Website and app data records
——

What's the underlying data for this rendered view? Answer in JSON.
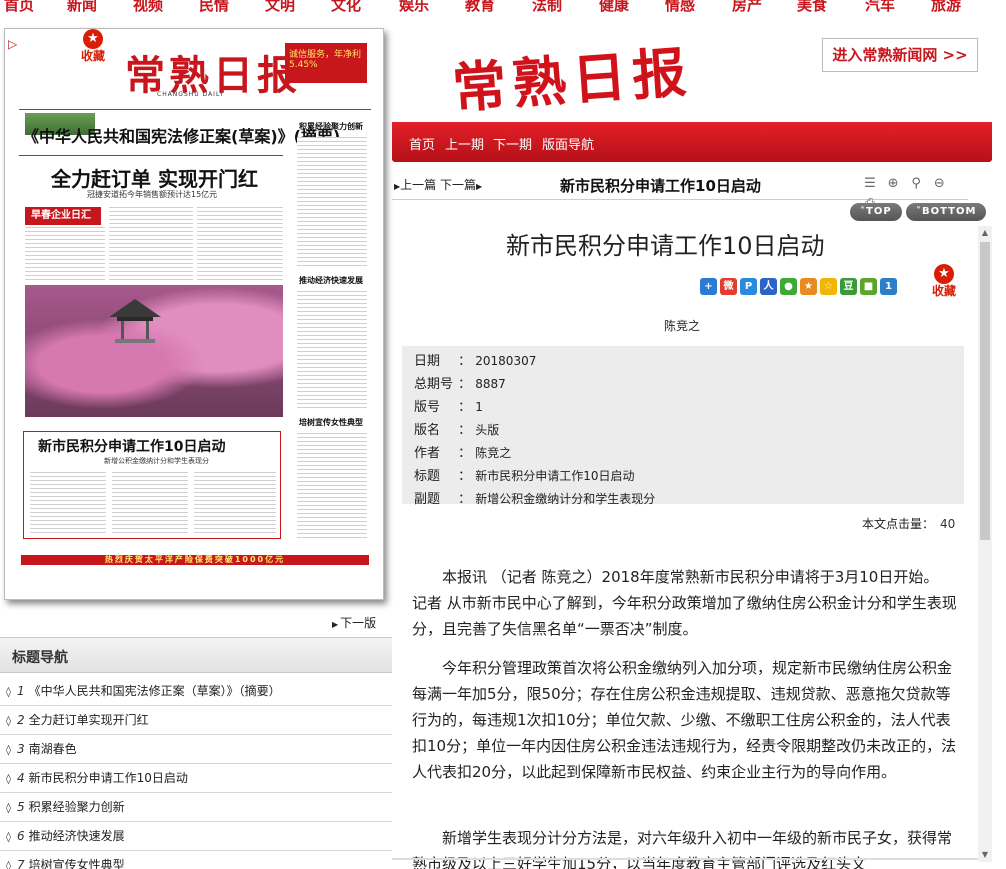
{
  "top_nav": [
    "首页",
    "新闻",
    "视频",
    "民情",
    "文明",
    "文化",
    "娱乐",
    "教育",
    "法制",
    "健康",
    "情感",
    "房产",
    "美食",
    "汽车",
    "旅游"
  ],
  "paper": {
    "fav_label": "收藏",
    "masthead": "常熟日报",
    "masthead_en": "CHANGSHU DAILY",
    "ad_right": "诚信服务，年净利 5.45%",
    "headline_1": "《中华人民共和国宪法修正案(草案)》(摘要)",
    "headline_2": "全力赶订单  实现开门红",
    "headline_2_sub": "冠捷安道拓今年销售额预计达15亿元",
    "section_label": "早春企业日汇",
    "right_titles": [
      "积累经验聚力创新",
      "推动经济快速发展",
      "培树宣传女性典型"
    ],
    "redbox_title": "新市民积分申请工作10日启动",
    "redbox_sub": "新增公积金缴纳计分和学生表现分",
    "bottom_banner": "热烈庆贺太平洋产险保费突破1000亿元"
  },
  "next_page": "下一版",
  "title_nav": {
    "heading": "标题导航",
    "items": [
      {
        "num": "1",
        "label": "《中华人民共和国宪法修正案（草案）》（摘要）"
      },
      {
        "num": "2",
        "label": "全力赶订单实现开门红"
      },
      {
        "num": "3",
        "label": "南湖春色"
      },
      {
        "num": "4",
        "label": "新市民积分申请工作10日启动"
      },
      {
        "num": "5",
        "label": "积累经验聚力创新"
      },
      {
        "num": "6",
        "label": "推动经济快速发展"
      },
      {
        "num": "7",
        "label": "培树宣传女性典型"
      }
    ]
  },
  "header": {
    "logo": "常熟日报",
    "enter_news": "进入常熟新闻网 >>"
  },
  "red_band": [
    "首页",
    "上一期",
    "下一期",
    "版面导航"
  ],
  "toolbar": {
    "prev": "上一篇",
    "next": "下一篇",
    "title": "新市民积分申请工作10日启动",
    "top_btn": "TOP",
    "bottom_btn": "BOTTOM"
  },
  "article": {
    "title": "新市民积分申请工作10日启动",
    "fav_label": "收藏",
    "author": "陈竞之",
    "meta": [
      {
        "k": "日期",
        "v": "20180307"
      },
      {
        "k": "总期号",
        "v": "8887"
      },
      {
        "k": "版号",
        "v": "1"
      },
      {
        "k": "版名",
        "v": "头版"
      },
      {
        "k": "作者",
        "v": "陈竞之"
      },
      {
        "k": "标题",
        "v": "新市民积分申请工作10日启动"
      },
      {
        "k": "副题",
        "v": "新增公积金缴纳计分和学生表现分"
      }
    ],
    "hits_label": "本文点击量：",
    "hits": "40",
    "paragraphs": [
      "本报讯 （记者 陈竞之）2018年度常熟新市民积分申请将于3月10日开始。 记者 从市新市民中心了解到，今年积分政策增加了缴纳住房公积金计分和学生表现分，且完善了失信黑名单“一票否决”制度。",
      "今年积分管理政策首次将公积金缴纳列入加分项，规定新市民缴纳住房公积金每满一年加5分，限50分；存在住房公积金违规提取、违规贷款、恶意拖欠贷款等行为的，每违规1次扣10分；单位欠款、少缴、不缴职工住房公积金的，法人代表扣10分；单位一年内因住房公积金违法违规行为，经责令限期整改仍未改正的，法人代表扣20分，以此起到保障新市民权益、约束企业主行为的导向作用。",
      "新增学生表现分计分方法是，对六年级升入初中一年级的新市民子女，获得常熟市级及以上三好学生加15分，以当年度教育主管部门评选及红头文"
    ]
  },
  "colors": {
    "brand_red": "#c8161d",
    "meta_bg": "#ececec"
  }
}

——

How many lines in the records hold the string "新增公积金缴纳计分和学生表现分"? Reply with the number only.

The answer —
2